The generated DFA may have a large number of states. The Hopcroft’s algorithm can be used to minimize DFA states. The behind the algorithm is to find groups of equivalent states. All transitions from states in one group G1 go to states in the same group G2. Construct the minimized DFA such that there is one state for each group of states from the initial DFA. Here is the minimized version of the DFA created earlier; states A and C have been merged.

DFA Minimization

We can construct an optimized acceptor with the following structure:

optimized acceptor

Lexical Analyzers

Lexical analyzers (scanners) use the same mechanism but they have multiple RE descriptions for multiple tokens and have a character stream at the input. The lexical analyzer returns a sequence of matching tokens at the output (or an error) and it always return the longest matching token.

Lexical Analyzer Generators

The process of constructing a lexical analyzer can automated. We only need to specify Regular expressions for tokens and rules for assigning priorities for multiple longest match cases, e.g, “==” and “=”, “==” is longer.

Two popular lexical analyzer generators are

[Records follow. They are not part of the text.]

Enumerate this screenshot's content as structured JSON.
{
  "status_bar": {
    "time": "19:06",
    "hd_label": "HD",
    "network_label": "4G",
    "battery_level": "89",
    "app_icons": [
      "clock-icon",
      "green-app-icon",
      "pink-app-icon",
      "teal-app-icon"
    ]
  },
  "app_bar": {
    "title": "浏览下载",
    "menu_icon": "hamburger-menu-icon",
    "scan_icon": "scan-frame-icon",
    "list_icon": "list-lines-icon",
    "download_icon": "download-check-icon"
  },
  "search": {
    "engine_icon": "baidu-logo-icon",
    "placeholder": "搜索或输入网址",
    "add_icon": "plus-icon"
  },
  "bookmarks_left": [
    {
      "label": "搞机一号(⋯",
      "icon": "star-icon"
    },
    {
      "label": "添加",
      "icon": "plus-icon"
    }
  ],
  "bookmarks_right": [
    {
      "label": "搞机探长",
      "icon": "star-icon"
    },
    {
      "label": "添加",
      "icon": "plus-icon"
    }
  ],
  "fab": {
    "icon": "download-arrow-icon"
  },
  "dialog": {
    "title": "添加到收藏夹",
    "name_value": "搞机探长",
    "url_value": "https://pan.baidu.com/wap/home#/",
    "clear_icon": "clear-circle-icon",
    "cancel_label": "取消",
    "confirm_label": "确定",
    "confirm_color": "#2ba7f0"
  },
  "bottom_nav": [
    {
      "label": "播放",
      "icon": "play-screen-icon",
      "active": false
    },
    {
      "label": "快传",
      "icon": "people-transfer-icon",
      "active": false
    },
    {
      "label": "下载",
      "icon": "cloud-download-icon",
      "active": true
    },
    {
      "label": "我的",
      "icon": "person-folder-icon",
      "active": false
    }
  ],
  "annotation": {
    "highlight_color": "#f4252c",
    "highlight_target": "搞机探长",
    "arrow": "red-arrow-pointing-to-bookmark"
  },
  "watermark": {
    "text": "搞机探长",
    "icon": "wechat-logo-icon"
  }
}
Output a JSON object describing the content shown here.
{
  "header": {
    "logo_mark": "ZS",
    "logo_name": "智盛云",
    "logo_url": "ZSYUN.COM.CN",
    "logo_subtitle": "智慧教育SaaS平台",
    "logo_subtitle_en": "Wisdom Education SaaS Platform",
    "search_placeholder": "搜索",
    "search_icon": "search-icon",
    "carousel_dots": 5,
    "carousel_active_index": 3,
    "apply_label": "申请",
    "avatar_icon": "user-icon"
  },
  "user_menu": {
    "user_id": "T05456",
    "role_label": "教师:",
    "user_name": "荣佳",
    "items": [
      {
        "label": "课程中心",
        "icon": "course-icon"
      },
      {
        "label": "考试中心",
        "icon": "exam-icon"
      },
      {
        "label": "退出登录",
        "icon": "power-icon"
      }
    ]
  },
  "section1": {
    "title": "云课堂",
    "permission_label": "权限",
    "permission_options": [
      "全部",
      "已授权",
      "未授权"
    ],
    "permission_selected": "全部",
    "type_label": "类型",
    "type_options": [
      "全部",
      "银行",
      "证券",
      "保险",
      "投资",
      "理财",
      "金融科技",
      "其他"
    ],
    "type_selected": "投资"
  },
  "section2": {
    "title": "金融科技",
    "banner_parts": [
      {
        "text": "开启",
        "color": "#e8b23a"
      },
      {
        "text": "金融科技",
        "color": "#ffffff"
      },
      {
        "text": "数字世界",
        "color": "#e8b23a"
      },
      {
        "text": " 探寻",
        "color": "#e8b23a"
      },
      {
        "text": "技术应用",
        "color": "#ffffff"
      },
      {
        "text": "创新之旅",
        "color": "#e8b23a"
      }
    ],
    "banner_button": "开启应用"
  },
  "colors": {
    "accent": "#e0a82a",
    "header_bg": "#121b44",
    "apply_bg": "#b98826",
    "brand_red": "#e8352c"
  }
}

  • Flex : generates lexical analyzer in C or C++. It is more modern version of the original Lex tool that was part of the AT&T Bell Labs version of Unix.
  • Jlex: written in Java. Generates lexical analyzer in Java

Using Flex

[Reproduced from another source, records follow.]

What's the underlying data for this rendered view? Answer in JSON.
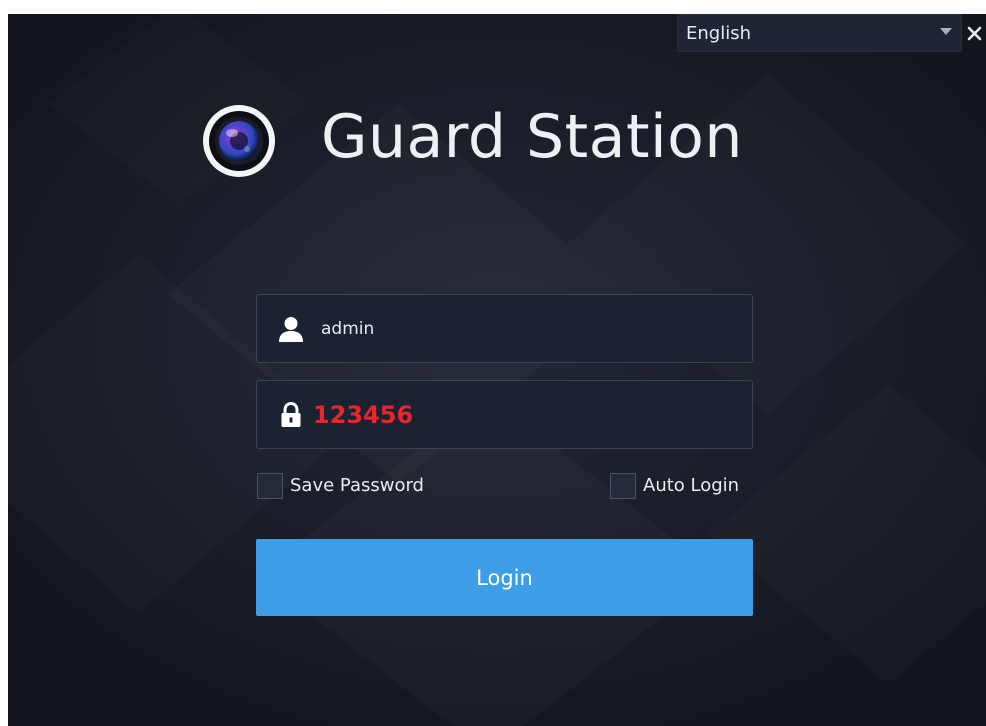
{
  "language": {
    "selected": "English"
  },
  "app": {
    "title": "Guard Station"
  },
  "login_form": {
    "username_value": "admin",
    "password_value": "123456",
    "save_password_label": "Save Password",
    "save_password_checked": false,
    "auto_login_label": "Auto Login",
    "auto_login_checked": false,
    "login_button_label": "Login"
  },
  "colors": {
    "background": "#181a22",
    "field_background": "#1b2333",
    "login_button": "#3d9de6",
    "password_text": "#e8262c"
  }
}
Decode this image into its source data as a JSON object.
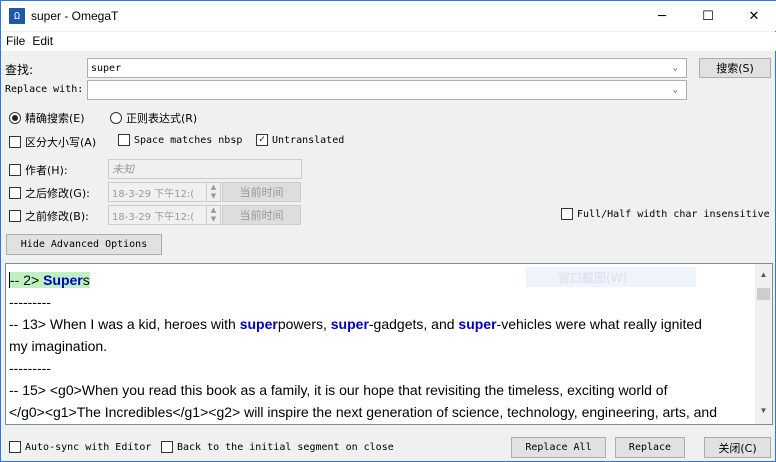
{
  "window": {
    "title": "super - OmegaT",
    "minimize": "─",
    "maximize": "☐",
    "close": "✕"
  },
  "menu": [
    "File",
    "Edit"
  ],
  "find": {
    "label": "查找:",
    "value": "super",
    "button": "搜索(S)"
  },
  "replace": {
    "label": "Replace with:",
    "value": ""
  },
  "mode": {
    "exact": "精确搜索(E)",
    "regex": "正则表达式(R)",
    "selected": "exact"
  },
  "options": {
    "case": "区分大小写(A)",
    "nbsp": "Space matches nbsp",
    "untranslated": "Untranslated",
    "untranslated_checked": true
  },
  "author": {
    "label": "作者(H):",
    "placeholder": "未知"
  },
  "after": {
    "label": "之后修改(G):",
    "value": "18-3-29 下午12:(",
    "now": "当前时间"
  },
  "before": {
    "label": "之前修改(B):",
    "value": "18-3-29 下午12:(",
    "now": "当前时间"
  },
  "fullhalf": "Full/Half width char insensitive",
  "hide_button": "Hide Advanced Options",
  "ghost": "窗口截图(W)",
  "results": {
    "r1_pre": "-- 2> ",
    "r1_hl": "Super",
    "r1_post": "s",
    "sep": "---------",
    "r2": [
      "-- 13> When I was a kid, heroes with ",
      "super",
      "powers, ",
      "super",
      "-gadgets, and ",
      "super",
      "-vehicles were what really ignited"
    ],
    "r2b": "my imagination.",
    "r3a": "-- 15> <g0>When you read this book as a family, it is our hope that revisiting the timeless, exciting world of",
    "r3b": "</g0><g1>The Incredibles</g1><g2> will inspire the next generation of science, technology, engineering, arts, and"
  },
  "footer": {
    "autosync": "Auto-sync with Editor",
    "back": "Back to the initial segment on close",
    "replace_all": "Replace All",
    "replace": "Replace",
    "close": "关闭(C)"
  }
}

We will use for the projects in this course. To use Flex, one has to provide a specification file as input to Flex. Flex reads this file and produces an output file contains the lexical analyzer source in C or C++.

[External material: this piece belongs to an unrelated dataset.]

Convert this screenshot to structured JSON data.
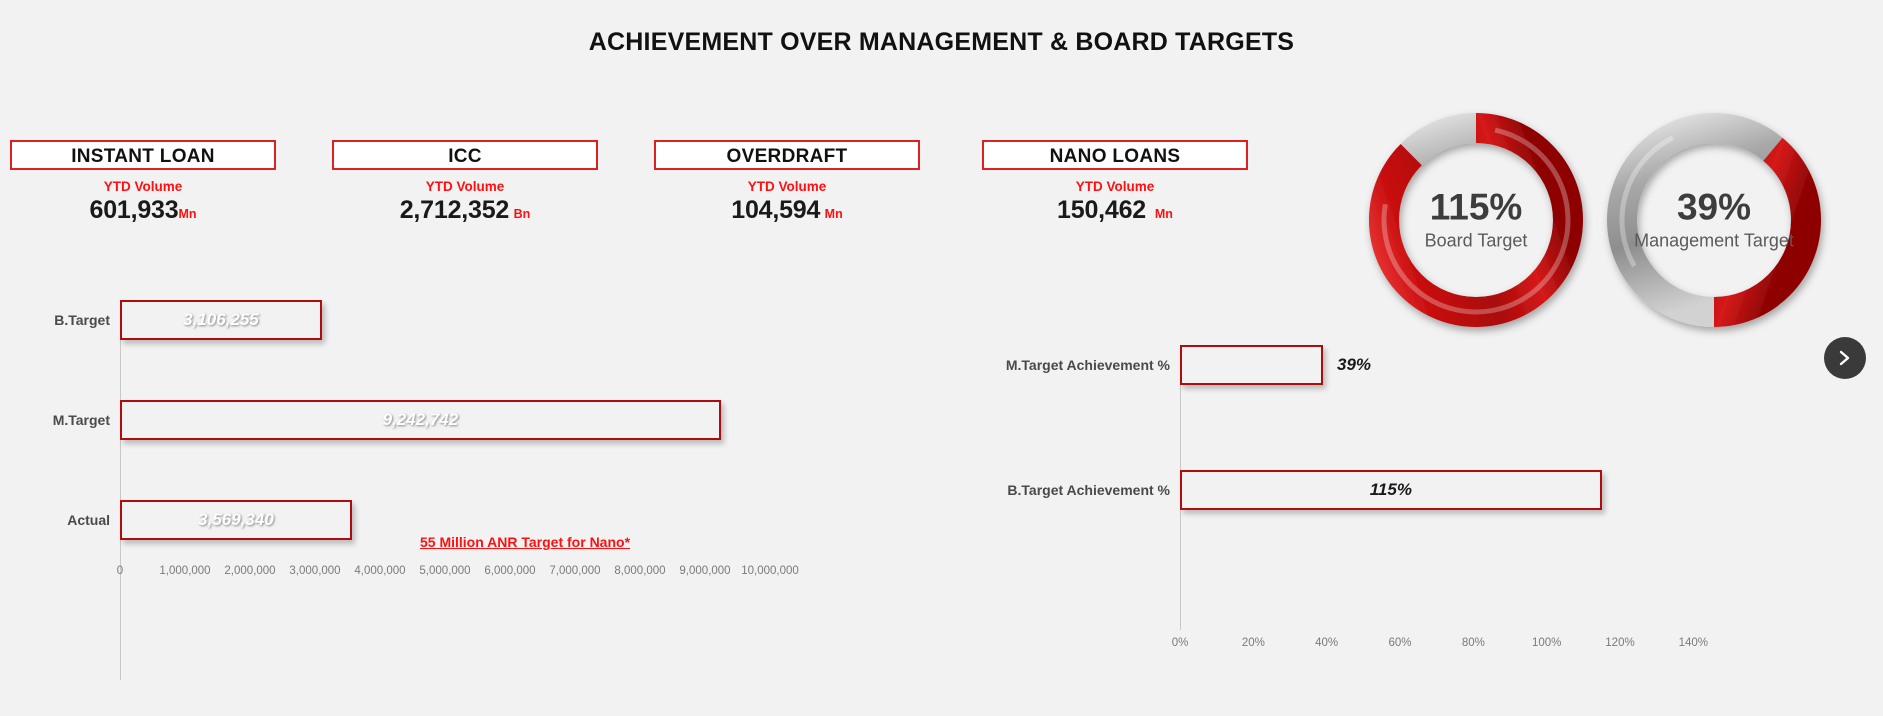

The input specification file consists of three sections:

C or C++ and flex definitions
%%
token definitions and actions
%%
user code

The symbols “%%” mark each section. A detailed guide to Flex is included in supplementary reading material for this course. We will go through a simple example.

The following is the Flex specification file for recognizing tokens found in a C++ function. The file is named “lex.l”; it is customary to use the “.l” extension for Flex input files.

%{
#include “tokdefs.h”
%}
D [0-9]
L [a-zA-Z_]
id {L}({L}|{D})*
%%
"void" {return(TOK_VOID);}
"int" {return(TOK_INT);}
"if" {return(TOK_IF);}
Specification File lex.l
"else" {return(TOK_ELSE);}
"while"{return(TOK_WHILE)};
"<=" {return(TOK_LE);}

">=" {return(TOK_GE);}
"==" {return(TOK_EQ);}
"!=" {return(TOK_NE);}
{D}+ {return(TOK_INT);}
{id} {return(TOK_ID);}
[\n]|[\t]|[ ] ;
%%

The file lex.l includes another file named “tokdefs.h”. The content of tokdefs.h are

#define TOK_VOID 1
#define TOK_INT 2
#define TOK_IF 3
#define TOK_ELSE 4
#define TOK_WHILE 5
#define TOK_LE 6
#define TOK_GE 7
#define TOK_EQ 8
#define TOK_NE 9
#define TOK_INT 10
#define TOK_ID 111

Flex creates C++ classes that implement the lexical analyzer. The code for these classes is placed in the Flex’s output file. Here, for example, is the code needed to invoke the scanner; this is placed in main.cpp:

void main()
{
FlexLexer lex;
int tc = lex.yylex();
while(tc != 0) {
cout << tc << “,” <<lex.YYText() << endl;
tc = lex.yylex();
}
}

The following commands can be used to generate a scanner executable file in windows.

flex lex.l
g++ –c lex.cpp
g++ –c main.cpp
g++ –o lex.exe lex.o main.o